Psoriasis (sore-EYE-ah-sis) is a medical condition that occurs when skin cells grow too quickly. Faulty signals in the immune system cause new skin cells to form in days rather than weeks.
The body does not shed these excess skin cells, so the cells pile up on the surface of the skin and lesions form.
Psoriasis is a common and chronic skin disorder. Plaque psoriasis is the most common type of psoriasis and is characterized by red skin covered with silvery scales and inflammation. Patches of circular to oval shaped red plaques that itch or burn are typical of plaque psoriasis.
Psoriasis is a non-contagious, chronic skin disorder that usually is a mild condition. It causes red, scaling patches on the skin. It is a chronic disorder, which means that the symptoms may last for years. They may come and go throughout life. It affects men and women equally.
Psoriasis is a noncontagious common skin condition that causes rapid skin cell reproduction resulting in red, dry patches of thickened skin. The dry flakes and skin scales are thought to result from the rapid buildup of skin cells. Psoriasis commonly affects the skin of the elbows, knees, and scalp.
Heredity - If one parent is affected then there is 15% of chances for the child to suffer from psoriasis. If both the parents are affected then the possibility of child getting the psoriasis is 60%.

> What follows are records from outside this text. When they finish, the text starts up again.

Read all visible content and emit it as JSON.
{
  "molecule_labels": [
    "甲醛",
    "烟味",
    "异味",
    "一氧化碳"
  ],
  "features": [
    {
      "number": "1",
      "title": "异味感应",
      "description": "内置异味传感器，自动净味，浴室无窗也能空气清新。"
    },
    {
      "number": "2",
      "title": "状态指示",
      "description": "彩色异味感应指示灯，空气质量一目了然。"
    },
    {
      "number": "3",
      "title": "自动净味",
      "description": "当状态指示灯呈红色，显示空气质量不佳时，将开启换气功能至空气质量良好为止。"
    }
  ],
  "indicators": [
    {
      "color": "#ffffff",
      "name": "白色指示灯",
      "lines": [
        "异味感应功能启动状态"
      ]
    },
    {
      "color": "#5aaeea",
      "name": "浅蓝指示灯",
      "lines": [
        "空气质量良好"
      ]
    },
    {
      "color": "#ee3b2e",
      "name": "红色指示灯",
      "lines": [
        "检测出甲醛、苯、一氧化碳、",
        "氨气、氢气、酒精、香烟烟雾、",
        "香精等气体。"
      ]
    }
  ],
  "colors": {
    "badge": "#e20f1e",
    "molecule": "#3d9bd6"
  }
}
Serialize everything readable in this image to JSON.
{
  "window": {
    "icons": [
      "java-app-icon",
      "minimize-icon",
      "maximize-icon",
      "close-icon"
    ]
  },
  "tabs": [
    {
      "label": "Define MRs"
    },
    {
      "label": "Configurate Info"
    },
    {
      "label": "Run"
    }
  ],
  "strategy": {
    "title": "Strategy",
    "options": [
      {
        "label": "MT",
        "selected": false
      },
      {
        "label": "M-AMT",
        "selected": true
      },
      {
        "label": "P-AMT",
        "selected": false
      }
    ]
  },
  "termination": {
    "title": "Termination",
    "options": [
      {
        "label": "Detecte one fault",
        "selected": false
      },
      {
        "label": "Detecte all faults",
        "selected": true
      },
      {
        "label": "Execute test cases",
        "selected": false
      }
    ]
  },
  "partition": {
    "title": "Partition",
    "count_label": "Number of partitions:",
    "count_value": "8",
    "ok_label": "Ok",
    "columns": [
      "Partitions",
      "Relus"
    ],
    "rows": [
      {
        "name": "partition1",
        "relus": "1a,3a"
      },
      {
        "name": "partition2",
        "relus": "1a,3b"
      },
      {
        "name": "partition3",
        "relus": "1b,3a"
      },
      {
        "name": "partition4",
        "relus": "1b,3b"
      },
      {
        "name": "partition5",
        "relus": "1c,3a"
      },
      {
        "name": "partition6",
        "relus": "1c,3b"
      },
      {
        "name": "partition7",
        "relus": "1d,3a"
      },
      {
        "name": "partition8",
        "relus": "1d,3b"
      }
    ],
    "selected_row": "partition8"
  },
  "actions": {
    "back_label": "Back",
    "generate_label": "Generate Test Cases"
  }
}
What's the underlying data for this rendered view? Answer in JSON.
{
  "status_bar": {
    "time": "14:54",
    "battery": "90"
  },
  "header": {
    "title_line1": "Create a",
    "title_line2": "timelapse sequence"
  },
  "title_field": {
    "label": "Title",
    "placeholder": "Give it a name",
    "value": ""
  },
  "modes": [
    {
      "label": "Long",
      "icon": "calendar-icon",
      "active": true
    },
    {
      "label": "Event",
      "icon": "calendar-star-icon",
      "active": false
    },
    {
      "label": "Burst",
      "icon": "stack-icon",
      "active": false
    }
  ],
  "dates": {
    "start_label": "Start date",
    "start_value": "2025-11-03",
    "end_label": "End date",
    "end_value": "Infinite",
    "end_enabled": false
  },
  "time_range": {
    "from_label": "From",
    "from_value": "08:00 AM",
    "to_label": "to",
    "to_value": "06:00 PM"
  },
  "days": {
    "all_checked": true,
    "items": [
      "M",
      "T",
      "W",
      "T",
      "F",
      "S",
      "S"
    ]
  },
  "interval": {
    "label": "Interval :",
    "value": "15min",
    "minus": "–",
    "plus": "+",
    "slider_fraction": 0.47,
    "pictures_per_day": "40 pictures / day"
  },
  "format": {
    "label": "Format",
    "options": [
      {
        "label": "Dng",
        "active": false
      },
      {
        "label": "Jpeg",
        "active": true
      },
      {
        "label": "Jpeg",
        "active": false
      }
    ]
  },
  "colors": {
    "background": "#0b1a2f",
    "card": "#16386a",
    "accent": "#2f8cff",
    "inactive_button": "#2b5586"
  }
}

Throat infections trigger psoriasis.
Trauma or hurt on skin like cuts, bruises or burns may cause psoriasis.
Some medicines or skin irritants initiate psoriasis.
Smoking and alcohol are other two factors which activate psoriasis.